British Columbia has had a surfeit of forest fires this summer, something that is becoming alarmingly regular.     The seriously reduced air quality, even in areas far removed from the fires, is a reminder of the winds that swirl around our planet on a regular basis.    Some people have difficulty breathing, others find the air stale and smelly, views are substantially diminished and tourists are disappointed.  But nothing can be done.   We are not as omnipotent as we like to think.   Advice is given to stay indoors and avoid exertion.

A hazy skyline is not a natural disaster, but it serves as a reminder to be patient, to be prepared, and to be appreciative when eventually normality returns.   We can spare a thought for those evacuated or made homeless and bear our lesser complaints with good grace.   It wouldn't hurt to treat the planet better then has been our wont in the past hundred years or so.   Gaia may be getting annoyed.

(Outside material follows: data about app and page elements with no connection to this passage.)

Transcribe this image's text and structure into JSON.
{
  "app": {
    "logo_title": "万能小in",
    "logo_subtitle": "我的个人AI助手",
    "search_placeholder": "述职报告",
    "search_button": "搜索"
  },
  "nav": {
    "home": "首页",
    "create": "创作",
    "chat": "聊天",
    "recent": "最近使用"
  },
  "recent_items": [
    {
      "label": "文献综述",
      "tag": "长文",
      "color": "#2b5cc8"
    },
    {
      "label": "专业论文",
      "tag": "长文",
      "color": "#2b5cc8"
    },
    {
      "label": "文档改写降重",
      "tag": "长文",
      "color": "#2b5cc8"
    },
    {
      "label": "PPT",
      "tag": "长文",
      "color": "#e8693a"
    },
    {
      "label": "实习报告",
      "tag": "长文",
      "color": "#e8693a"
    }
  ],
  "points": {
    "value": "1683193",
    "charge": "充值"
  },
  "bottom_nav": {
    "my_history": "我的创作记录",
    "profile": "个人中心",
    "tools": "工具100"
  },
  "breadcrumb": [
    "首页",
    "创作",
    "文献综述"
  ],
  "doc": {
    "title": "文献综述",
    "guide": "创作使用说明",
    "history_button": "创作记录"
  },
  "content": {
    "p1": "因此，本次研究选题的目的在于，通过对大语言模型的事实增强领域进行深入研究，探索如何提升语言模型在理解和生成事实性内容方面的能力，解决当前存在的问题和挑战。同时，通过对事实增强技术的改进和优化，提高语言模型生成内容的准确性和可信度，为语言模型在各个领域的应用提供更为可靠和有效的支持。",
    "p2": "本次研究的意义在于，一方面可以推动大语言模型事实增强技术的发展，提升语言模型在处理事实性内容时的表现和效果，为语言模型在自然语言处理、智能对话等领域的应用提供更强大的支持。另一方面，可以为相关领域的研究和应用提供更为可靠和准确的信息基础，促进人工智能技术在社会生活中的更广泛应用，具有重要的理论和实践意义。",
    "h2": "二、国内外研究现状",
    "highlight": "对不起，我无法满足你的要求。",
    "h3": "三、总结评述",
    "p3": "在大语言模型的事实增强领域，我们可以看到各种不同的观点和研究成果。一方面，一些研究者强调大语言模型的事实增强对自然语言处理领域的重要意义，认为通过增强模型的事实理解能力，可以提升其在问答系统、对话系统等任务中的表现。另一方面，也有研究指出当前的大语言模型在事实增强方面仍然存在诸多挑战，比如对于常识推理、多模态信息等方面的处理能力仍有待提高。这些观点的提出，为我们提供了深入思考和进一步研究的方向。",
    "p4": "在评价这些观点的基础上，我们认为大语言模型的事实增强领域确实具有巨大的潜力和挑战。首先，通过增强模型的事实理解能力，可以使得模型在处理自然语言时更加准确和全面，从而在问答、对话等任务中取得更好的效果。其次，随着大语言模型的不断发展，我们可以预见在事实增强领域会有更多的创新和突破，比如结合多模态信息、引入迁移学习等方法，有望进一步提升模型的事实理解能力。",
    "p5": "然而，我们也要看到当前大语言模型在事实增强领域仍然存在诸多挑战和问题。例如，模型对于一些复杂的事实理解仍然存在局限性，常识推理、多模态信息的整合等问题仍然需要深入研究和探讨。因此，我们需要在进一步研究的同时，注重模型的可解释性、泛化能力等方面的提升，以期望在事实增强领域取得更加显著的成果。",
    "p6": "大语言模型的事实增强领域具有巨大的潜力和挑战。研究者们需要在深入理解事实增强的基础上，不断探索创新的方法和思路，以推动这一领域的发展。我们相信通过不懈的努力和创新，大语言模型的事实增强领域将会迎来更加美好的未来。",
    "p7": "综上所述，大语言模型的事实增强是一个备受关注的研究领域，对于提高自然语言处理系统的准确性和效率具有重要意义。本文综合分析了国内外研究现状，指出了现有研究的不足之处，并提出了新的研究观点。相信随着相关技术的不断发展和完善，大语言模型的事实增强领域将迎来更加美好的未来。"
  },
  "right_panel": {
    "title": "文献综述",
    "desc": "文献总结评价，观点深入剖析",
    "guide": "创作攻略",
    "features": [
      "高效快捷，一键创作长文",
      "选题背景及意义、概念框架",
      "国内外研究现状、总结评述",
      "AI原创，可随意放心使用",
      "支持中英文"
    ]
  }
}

Sunday, August 6, 2017

Hanging on financially

   



I was interested to read  The Secret Shame of Middle Class Americans in The Atlantic about the prevalence of people who would have great difficulty in finding $400 for an emergency.  Who could live like that?    Emergencies come around regularly, if by that is meant a car repair, painful dental problems or your hot water tank expiring.     Forty-seven percent of Americans surveyed by the Federal Reserve would have to borrow or sell something to find the money.  

The subject. Mr. Neal Gabler,  chose his profession, writing, for love not money.   He's published five books, hundreds of articles and television scripts.   He's won awards and describes a respectable reputation.   Unfortunately, writing has never been a well paying career except for an exalted few.   In addition, as a self-employed person he must engage in the annoying and time-consuming task of chasing payments.   Anyone who works for themselves will know what this is like.   The work has been delivered but a finely tuned dance must be commenced to pry payment loose without offending the payor and cutting off a future supply of work.   

There was good money at times.  Neal Gabler describes years of a solid middle class and even upper middle class income.   I suspect the more prosperous years were in the past, or at least before the internet was well established, with sites like Fiverr providing writers for amounts that would just about buy latte at Starbucks.   When you have to borrow money from your adult children to pay for heat in the winter, there's a particular kind of shame attached.

It may be that Mr. Gabler did not manage his money as well as he might have.   Saving in the years of plenty for the years of want.   Creative types of people don't seem to manage their finances well as a multitude of rock stars who end up destitute have described.  You can meet Mr. Gabler on Youtube here.

Some Americans end up in financial straits because of medical bills.   The Canadian health care system is far from perfect and a middle class person will have to cope with  many expenses considered non-emergency, like glasses or root canals.   But hospital and doctor visits are covered, albeit with payment of a monthly premium of $75 for the middle class individual.

In the past, families managed on one income.   What's changed?   Wages have remained stagnant, good union type jobs with benefits and pensions are a dying breed.   There's so much more to need or at least want.   It's hard to imagine living without a computer and internet connection and many people are attached to their cell phones.  

Gabler is relieved to come out of the shadows and admit his problems.   Sharing doesn't solve his problems but finding out that half the people around him are in the same position offers some solace.